The dispute arose from an AIA 312 performance bond issued on behalf of a pool subcontractor. To trigger surety’s obligations, the bond required the obligee to, among other things, declare principal in default and terminate its right to perform the subcontract. The bond then gave the surety the right to elect one of several options to rectify the alleged default, including the right to complete the subcontract. In addition, the subcontract required the obligee to provide the principal with two (2) separate three-day notices before being able to terminate the subcontract and pursue a claim under the bond.
The obligee default terminated the principal and, over surety’s objections, decided to complete the subcontract on its own and then make a claim against surety for the excess cost. Before making demand upon surety, however, the obligee arranged to complete the subcontract and did, in fact, commence the completion work only two (2) days after making its demand upon the surety.

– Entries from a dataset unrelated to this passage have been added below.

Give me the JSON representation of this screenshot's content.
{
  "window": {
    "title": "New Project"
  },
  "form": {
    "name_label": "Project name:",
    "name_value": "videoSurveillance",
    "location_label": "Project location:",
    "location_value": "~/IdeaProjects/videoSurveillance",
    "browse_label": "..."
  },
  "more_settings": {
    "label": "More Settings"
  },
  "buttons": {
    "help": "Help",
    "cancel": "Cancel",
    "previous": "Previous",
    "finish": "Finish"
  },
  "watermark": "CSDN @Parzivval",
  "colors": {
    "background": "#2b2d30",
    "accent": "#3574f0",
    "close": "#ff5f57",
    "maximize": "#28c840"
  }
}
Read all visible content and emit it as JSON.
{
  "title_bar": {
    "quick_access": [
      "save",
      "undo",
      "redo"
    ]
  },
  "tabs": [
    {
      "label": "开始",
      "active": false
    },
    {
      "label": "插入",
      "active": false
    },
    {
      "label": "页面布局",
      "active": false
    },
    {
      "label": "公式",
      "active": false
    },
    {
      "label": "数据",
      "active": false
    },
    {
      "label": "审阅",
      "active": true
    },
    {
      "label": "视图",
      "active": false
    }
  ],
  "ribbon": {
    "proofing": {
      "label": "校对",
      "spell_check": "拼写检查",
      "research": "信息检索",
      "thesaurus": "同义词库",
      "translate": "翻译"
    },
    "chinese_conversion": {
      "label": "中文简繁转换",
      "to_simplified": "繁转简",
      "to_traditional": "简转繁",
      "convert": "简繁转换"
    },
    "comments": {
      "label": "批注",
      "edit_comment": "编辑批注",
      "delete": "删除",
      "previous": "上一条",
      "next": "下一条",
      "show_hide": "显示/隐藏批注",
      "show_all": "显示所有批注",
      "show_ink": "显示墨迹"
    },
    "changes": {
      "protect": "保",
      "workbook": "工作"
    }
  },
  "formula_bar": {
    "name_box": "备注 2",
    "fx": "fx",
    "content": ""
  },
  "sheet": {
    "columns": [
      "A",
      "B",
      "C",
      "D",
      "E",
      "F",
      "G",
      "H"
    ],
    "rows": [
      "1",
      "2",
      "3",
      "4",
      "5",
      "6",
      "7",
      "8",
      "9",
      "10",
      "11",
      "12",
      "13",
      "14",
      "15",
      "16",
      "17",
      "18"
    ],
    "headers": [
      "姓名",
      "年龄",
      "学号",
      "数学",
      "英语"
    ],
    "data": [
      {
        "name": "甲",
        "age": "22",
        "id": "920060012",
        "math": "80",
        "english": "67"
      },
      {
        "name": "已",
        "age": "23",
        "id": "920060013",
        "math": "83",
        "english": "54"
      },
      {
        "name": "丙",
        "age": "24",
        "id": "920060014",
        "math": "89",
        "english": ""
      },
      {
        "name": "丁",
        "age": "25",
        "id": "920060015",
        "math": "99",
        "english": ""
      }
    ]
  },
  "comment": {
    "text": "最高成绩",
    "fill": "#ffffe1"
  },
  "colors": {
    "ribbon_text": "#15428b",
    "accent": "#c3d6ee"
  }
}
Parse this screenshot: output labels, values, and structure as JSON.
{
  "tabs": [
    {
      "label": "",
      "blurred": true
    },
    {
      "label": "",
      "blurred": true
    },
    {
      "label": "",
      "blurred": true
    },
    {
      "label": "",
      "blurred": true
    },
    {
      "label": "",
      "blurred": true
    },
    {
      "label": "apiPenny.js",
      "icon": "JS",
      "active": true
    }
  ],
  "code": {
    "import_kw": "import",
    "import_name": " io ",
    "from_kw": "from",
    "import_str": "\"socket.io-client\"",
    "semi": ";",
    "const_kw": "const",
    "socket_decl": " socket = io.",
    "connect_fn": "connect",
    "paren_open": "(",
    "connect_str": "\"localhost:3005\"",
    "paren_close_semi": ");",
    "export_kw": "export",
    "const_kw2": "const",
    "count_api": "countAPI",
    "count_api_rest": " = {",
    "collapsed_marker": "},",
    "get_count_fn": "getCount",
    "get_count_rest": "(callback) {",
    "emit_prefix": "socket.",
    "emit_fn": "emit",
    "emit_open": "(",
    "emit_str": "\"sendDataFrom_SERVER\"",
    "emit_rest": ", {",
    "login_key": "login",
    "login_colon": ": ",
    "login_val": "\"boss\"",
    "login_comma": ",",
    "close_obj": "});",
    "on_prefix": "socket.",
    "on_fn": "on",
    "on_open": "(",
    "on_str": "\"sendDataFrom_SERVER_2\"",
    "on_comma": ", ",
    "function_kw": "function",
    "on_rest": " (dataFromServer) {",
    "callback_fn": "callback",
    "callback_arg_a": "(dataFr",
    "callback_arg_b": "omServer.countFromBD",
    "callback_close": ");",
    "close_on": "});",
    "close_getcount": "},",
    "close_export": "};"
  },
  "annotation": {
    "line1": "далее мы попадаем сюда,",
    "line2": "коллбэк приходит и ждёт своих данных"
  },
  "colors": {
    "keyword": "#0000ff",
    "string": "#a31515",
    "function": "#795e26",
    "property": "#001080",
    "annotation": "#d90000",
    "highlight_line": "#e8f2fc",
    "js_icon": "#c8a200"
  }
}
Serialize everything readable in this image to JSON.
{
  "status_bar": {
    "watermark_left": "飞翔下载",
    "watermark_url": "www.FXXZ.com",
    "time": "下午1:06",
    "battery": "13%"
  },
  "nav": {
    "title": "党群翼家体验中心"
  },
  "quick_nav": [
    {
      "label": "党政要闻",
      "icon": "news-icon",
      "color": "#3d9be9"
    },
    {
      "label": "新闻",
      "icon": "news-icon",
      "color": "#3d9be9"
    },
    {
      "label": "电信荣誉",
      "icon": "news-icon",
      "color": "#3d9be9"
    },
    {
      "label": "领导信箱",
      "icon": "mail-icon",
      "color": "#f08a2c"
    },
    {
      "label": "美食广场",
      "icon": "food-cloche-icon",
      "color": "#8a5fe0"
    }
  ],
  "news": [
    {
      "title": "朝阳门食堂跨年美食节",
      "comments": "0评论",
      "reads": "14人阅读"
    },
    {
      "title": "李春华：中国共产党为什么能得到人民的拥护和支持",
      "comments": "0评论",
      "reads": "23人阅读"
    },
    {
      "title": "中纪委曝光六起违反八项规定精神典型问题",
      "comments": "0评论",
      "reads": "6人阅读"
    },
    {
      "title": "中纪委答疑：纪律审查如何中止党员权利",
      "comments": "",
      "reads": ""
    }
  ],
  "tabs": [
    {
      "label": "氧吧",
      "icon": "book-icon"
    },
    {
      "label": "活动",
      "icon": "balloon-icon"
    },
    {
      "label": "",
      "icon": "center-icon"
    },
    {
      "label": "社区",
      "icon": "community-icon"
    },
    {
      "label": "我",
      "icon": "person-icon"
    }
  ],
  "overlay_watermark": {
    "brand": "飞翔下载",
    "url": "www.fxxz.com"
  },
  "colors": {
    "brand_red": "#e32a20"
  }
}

The obligee continued without interruption to complete the subcontract, depleting the subcontract funds in the process.